In the series, this anxious flirtation with unperturbed efficiency acts like an interplay between thinking models and rituals that delay or hold in check, ramifying into past and future to encounter their anachronistic precedents and outcomes. The contradictory affects, phobias, and reverie that gravitate around the event of the singularity are both untangled to suggest that the technological sublimation of the human is all we have left by way of transcendence and messianic resolution, and examined as historical currents that zigzag between old machines and new abysses. They appear as cogs in the system of tools that carve out, throughout modernity, the distinction between the uncomputable and the meaningless, between a Promethean nihilism and the sense that the world is full of purpose and analogy.
The conceptual armature of the project is bound with its temporal trajectories, as much as with the specific cinematic operations that structure the episodes and their pairings: timelines extend in opposite directions, reciprocities eddy between fictional futures and prophetic pasts. The individual or collective protagonists of the episodes seem to rehearse different ways of being in time, to coalesce out of their distinct temporal avatars. Alan Turing is emblematic in this respect: described by the artists as a deracinated, “raft figure,” he seems marooned from the future in a time whose ideas of code—an obfuscation of information (in encrypted military communication) and as a limitless production thereof (its infinite plasticity in computing)—he irreversibly transforms, while simultaneously being subjected to a physically and psychologically devastating rectification of sexual behavior and the re-scripting of an identitary code.
The first half of the film sees Turing, played by actress Aurore Broutin donning a silicone mask, afloat on a simulator for the swell of ocean waves, surrounded by objects that indicate the breadth of his morphological project, extending from adaptive characteristics in organisms to processes of mineral crystallization. His actions are inscrutable in the first half of the film: he oscillates between listlessness, humming the theme song of The Unmanned (which is thus lodged in vocal chords and thoracic cavity, dislocated from the cinematic apparatus of the film series), and alertness; he emits strident sounds, emphatically directed to the camera.
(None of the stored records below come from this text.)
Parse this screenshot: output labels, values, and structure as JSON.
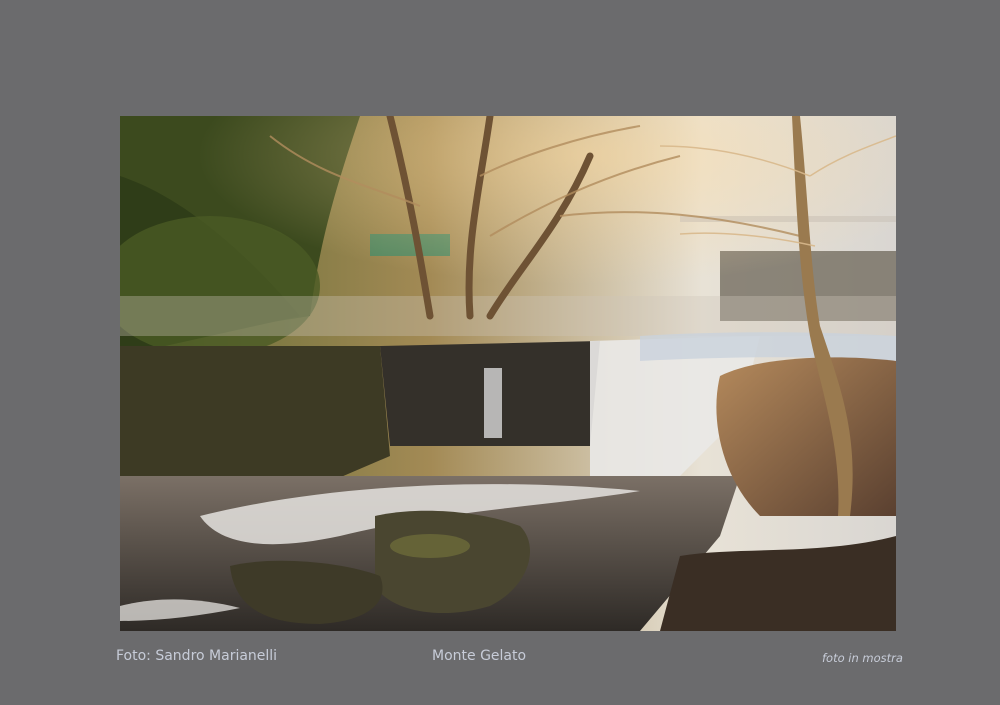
{
  "captions": {
    "credit": "Foto: Sandro Marianelli",
    "title": "Monte Gelato",
    "note": "foto in mostra"
  },
  "colors": {
    "background": "#6b6b6d",
    "caption_text": "#c7ccd8"
  }
}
He is surrounded by multiple cylindrical implements whose to-and-fro rotations reproduce the heaving of abstract waves, spinning tangents between the ersatz naturalness of motion in the simulator and the grid that serves as backdrop for oceanic and filmic calculations.
In the second half, those spiraling motions decelerate into a single anguished spot and burrow into the body. The hormonal implant that drips estrogen into Turing’s thigh to mend his supposedly deviant sexual preferences is excised and discarded in a small aquarium, its contents infesting the water and ingested by the fish, who are then preyed upon by the seagulls whose croak we now understand Turing had been imitating. The contagion propagates in nature, corroding chemically (and denaturing) figure-ground distinctions, realigned in an equation where the figure creates its environment by the concentric dispersal of that which infects it and impairs its vitality. Turing is a character-as-transition, engaged in a mimicry of what is to come, in an imitation game where a beginning apes an end and the new arrives in the form of destruction.
His is a body on whose surface the readjustments of the mechanisms that legislate and sanction, that naturalize or make heterodox, register as lacerations: cuts, inside-out forms co-produced by figures and that which confines them, wounds that embody a toxic co-implication. The incision registers in flesh and film, a perforation through which a delineated figure of the protagonist is pulled inside-out, its amorphous remnants, contaminated matter, and scars disseminate as poisoned milieu. Around the point where blade touches skin, the point of antagonism between outlawed person, left only with the agency to destroy itself, and the locus of its exclusion, where polluted body spills into hostile place and vice-versa, the film pivots from the reenactment of a historical scene to the generation of new codes for political and natural environments. 1953 – The Outlawed reflects on hybrid figures and grounds, enmeshed in what they do not have in common, making worlds from the negative tissue that binds them.
This is the first of two works from The Unmanned presented on Vdrome. The forthcoming installment will introduce its companion piece, 1834 – La Mémoire de Masse, which engages the Jacquard loom as the mechanical womb from which an endless stream of digital bodies issues forth: digital stand-ins for the Canuts, revolting against a machine that had made their labor dispensable. Commissioned by the 13th Lyon Biennial in 2015, the fifth episode in the series preceded and modeled the third: its editing points have been imported into the structure of The Outlawed as a shared temporal protocol that tangles the eversion of place narrated in 1953 and the reproducibility of bodies in 1834 into a single, contorted timeline.